presents data obtained from the NIAID Influenza Genome Sequencing Project as well as from GenBank,
combined with tools for flu sequence analysis and annotation.
In addition, it provides links to other resources that contain flu sequences,
publications and general information about flu viruses.
|Flu epidemics cause morbidity and mortality worldwide. Each year in the USA, more than 200,000 patients are
admitted to hospitals because of influenza and there are approximately 36,000 influenza-related deaths.
Of the three types of influenza virus-A, B and C-the A and B types can cause flu epidemics. Influenza A virus is found in human
and many other animals. There are over 100 subtypes of Influenza A virus. All subtypes
have been found in wild birds, which are thought to be a natural reservoir of Influenza A virus and the source of influenza A viruses in all other animals.
For example, pigs may be infected with influenza A viruses from different species (e.g., ducks and humans) at the same time,
which may allow the genes of these viruses to mix, creating new variants of the hemagglutinin and/or neuraminidase proteins on the
surface of the virus (antigenic shift). If these variants spread to humans, then they would not be recognized by the immune
system, and so can cause seasonal epidemics of flu. In addition, flu viruses undergo mutations when they spread from place to
place, therefore introduce gradual changes in the hemagglutinin and/or neuraminidase proteins (antigenic drift). Each year, it is essential to identify new flu virus variants and produce vaccines against them to avoid flu epidemics.
|Influenza virus biology||
Influenza A virus particles.
Courtesy of Audray Harris, Bernard Heymann and Alasdair C. Steven, LSBR, NIAMS, NIH.
|Influenza viruses belong to the family Orthomyxoviridae. The viral particles are about 80-120 nm in diameter and can be spherical or pleomorphic. They have a lipid membrane envelope
that contains the two glycoproteins: hemagglutinin (HA) and neuraminidase (NA). These two proteins determine the subtypes of Influenza A
virus. There are 16 H subtypes and 9 N subtypes.
The Influenza A viral genome consists of eight, single negative-strand RNAs that

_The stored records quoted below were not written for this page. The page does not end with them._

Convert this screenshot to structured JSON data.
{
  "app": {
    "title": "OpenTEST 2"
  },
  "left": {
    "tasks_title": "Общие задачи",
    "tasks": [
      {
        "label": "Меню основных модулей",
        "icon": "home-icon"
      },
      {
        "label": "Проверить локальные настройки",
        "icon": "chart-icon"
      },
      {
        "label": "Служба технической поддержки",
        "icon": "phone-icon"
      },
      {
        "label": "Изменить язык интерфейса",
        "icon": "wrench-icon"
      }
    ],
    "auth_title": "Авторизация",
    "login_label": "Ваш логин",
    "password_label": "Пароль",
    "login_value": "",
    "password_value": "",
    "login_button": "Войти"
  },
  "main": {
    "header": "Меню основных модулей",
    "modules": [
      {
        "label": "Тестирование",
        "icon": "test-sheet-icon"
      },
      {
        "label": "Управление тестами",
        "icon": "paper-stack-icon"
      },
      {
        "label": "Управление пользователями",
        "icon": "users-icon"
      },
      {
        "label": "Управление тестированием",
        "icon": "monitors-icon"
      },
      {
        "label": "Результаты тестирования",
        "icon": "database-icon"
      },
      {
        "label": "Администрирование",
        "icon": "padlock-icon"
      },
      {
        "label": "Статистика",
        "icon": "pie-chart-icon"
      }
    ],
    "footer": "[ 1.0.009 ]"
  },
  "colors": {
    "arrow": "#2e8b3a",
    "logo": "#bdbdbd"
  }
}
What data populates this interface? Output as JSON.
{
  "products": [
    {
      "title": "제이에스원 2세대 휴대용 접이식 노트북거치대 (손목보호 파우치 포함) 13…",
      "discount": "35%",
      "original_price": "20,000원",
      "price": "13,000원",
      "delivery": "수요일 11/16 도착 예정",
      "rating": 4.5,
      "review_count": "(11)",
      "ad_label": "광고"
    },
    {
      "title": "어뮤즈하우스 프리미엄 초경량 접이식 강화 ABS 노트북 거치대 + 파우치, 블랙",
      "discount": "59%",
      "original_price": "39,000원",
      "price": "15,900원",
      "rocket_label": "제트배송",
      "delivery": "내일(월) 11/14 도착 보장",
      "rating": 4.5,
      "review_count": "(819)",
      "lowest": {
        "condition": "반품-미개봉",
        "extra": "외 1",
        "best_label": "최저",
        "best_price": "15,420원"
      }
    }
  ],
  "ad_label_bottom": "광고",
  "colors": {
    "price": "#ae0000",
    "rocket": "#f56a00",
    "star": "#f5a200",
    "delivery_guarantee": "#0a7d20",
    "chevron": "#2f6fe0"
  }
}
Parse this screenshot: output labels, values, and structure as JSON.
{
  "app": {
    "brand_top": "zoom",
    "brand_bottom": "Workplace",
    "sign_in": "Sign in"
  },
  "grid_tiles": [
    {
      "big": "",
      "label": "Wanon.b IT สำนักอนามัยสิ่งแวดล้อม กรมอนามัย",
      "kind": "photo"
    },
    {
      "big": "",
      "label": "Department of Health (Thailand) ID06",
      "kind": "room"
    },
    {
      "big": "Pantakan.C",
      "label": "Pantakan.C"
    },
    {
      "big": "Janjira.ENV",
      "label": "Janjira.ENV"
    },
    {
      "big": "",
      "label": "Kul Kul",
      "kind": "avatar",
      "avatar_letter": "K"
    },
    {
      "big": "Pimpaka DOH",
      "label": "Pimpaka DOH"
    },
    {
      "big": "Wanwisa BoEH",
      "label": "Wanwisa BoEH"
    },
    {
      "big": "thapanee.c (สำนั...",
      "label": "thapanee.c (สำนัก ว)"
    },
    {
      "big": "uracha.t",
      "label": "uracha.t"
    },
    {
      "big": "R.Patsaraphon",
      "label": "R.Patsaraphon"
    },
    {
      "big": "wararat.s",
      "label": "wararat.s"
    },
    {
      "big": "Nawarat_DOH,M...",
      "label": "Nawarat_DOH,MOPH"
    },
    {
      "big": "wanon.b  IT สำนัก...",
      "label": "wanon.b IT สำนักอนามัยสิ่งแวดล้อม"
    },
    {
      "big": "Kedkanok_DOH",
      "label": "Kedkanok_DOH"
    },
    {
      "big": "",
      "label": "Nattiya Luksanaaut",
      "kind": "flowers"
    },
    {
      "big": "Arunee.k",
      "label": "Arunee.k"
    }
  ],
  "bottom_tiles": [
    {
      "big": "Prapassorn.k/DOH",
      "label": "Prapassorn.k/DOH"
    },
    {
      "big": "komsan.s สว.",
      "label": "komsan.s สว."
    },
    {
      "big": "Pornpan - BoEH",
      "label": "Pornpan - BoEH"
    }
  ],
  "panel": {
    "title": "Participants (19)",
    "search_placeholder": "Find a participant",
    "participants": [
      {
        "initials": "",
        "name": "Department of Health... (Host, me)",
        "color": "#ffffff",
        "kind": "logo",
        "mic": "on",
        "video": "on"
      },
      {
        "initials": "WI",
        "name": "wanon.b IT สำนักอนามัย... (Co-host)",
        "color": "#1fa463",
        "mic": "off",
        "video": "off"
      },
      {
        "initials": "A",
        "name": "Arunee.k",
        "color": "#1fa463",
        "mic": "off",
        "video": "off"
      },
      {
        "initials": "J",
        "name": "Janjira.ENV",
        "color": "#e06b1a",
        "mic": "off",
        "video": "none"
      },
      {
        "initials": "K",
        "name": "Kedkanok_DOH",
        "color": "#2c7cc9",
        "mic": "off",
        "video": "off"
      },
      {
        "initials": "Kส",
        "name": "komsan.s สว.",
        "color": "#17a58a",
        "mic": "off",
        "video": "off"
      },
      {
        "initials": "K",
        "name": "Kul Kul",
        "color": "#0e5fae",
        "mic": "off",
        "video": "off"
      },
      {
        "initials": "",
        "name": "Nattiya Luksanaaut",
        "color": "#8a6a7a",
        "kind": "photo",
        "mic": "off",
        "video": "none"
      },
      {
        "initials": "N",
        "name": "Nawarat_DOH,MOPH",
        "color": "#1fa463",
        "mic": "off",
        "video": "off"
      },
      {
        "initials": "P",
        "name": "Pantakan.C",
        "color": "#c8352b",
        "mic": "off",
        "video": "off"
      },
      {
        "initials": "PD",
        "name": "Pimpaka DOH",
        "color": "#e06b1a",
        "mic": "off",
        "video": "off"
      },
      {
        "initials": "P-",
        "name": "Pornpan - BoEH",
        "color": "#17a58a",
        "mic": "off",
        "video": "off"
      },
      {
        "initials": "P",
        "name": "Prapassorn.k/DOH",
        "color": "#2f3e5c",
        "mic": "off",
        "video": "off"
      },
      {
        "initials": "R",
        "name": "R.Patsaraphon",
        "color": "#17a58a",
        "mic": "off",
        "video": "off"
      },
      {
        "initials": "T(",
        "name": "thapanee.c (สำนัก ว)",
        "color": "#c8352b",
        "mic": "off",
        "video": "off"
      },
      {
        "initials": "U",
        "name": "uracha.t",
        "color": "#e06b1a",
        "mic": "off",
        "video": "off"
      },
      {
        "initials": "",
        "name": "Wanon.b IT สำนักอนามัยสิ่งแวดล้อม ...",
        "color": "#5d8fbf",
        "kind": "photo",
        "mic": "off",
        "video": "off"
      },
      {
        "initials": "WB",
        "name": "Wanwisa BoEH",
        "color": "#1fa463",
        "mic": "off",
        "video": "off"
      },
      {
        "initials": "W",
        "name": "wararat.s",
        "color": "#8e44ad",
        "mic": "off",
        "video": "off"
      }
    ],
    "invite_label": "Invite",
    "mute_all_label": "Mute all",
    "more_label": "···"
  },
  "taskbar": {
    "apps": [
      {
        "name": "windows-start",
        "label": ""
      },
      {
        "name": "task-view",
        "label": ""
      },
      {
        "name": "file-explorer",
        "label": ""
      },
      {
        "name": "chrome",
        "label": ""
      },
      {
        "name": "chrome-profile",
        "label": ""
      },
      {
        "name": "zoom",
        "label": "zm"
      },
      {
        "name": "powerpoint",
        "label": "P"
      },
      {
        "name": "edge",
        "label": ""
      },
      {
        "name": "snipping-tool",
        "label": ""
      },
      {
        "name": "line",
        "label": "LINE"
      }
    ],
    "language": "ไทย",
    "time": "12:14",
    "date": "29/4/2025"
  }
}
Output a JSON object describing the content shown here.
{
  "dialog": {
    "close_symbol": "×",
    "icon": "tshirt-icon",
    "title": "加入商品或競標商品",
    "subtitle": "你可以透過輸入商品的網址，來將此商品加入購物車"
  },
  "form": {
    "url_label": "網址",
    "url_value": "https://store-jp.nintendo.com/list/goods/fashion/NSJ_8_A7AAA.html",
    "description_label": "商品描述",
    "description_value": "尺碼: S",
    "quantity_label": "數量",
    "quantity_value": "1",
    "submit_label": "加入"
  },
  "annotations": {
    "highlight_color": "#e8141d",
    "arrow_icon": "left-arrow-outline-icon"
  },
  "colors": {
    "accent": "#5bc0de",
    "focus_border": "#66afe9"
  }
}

can range between 890 and 2340 nucleotides long. Each RNA segment encodes one to two proteins. More about the replication of Influenza A virus...